Liam Neeson takes a stroll on the Big Apple’s dark & seedy side
A Walk Among The Tombstones
Starring Liam Neeson & Dan Stevens
Directed by Scott Frank
R, 113 min.
“Behind you! Behind you!!!” the lady seated beside me urgently whispered to the screen, to Liam Neeson’s character, as unseen danger crept toward him from the shadows.
At this stage of his career, Neeson is fairly accustomed to threats in the shadows—and often it’s him. At 62, he has emerged as one of Hollywood’s leading “older” action stars, playing weathered, well-worn men well-versed in covert ops, and more extreme activities when needed, in the successful three-movie Taken franchise and the recent high-in-the-sky airplane drama Non-Stop.
In the new thriller-chiller A Walk Among the Tombstones, based on a novel by popular crime-mystery writer Lawrence Block, he’s Matt Scudder, a rumpled, crumpled New York City ex-cop loner on the trail of two pervs plucking women off the streets and subjecting them to unspeakable horrors. The title helps set the creepy stage right off the bat, and the opening credits—which play over a “dreamy” scene that you slowly realize is actually a nightmare—hit you like a punch to the gut. The grim atmosphere is orchestrated by cinematographer Mihai Malaimare Jr., who shoots the grungy New York locations in muted, washed-out tones and smoky pastels that match Scudder’s bleak, bleached emotions, drained of color and joy after all that he’s seen…and done.
The story is set in 1999, which also plays into the look of the movie—it was a time before much of the Big Apple’s modern urban-renewal polishing, and it burrows into the city’s shabbier side streets and seedier locations to give real-life dimensions to its down-and-out drama. Scudder’s a recovering alcoholic, which also contributes to the theme of brokenness—and also the hopeful idea of working toward reparation.
Brian “Astro” Bradley plays a homeless teen—and aspiring detective—who becomes Scudder’s tag-along sidekick. Dan Stevens (Matthew Crawley on Downton Abbey) is a prosperous heroin traffiker whose wife’s kidnapping draws Scudder down an ever-darkening trail that ultimately leads him to the tombstones of the title.
This is a movie about violent, twisted people, although much of the violence is left to the imagination rather than depicted. Most of the story is about the process, the escalating cat-and-mouse game, the “procedural” that will be familiar to anyone who watches TV shows like CSI, Law and Order or Criminal Minds. But that doesn’t make it any less unsettling, especially when one of the victims is a 13-year-old girl, or when the camera lingers on a kidnapper fondling the bloodied tools of his torture trade, or asking one of his terrified, bound captives a question that should make the skin crawl on any woman, of any age.

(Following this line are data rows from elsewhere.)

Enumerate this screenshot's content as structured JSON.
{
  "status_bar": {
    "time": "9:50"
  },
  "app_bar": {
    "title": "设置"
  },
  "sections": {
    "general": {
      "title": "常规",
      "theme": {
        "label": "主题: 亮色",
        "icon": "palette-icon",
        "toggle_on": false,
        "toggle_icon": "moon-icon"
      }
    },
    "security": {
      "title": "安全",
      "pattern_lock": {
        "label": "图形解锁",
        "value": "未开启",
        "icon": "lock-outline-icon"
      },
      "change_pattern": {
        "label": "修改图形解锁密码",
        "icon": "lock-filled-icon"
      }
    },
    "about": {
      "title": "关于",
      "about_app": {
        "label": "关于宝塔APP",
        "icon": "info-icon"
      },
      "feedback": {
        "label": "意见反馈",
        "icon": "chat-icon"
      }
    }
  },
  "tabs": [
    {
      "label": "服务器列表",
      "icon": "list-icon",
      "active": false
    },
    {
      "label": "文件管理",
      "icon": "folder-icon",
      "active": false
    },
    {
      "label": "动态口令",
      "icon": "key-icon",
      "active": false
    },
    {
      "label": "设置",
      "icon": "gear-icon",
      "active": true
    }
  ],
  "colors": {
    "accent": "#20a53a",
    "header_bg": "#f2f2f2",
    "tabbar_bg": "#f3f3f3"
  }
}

“People are afraid of all the wrong things,” says the movie’s tagline. The wrong things, it suggests, are “scary” but benign places, like cemeteries, or the fear of death. The true terrors, and the real monsters, it so chillingly reminds us, can be ordinary-looking people in a cargo van cruising up and down the street, in a house next door—or sneaking up from the shadows right now, behind you, behind you!
—Neil Pond, American Profile Magazine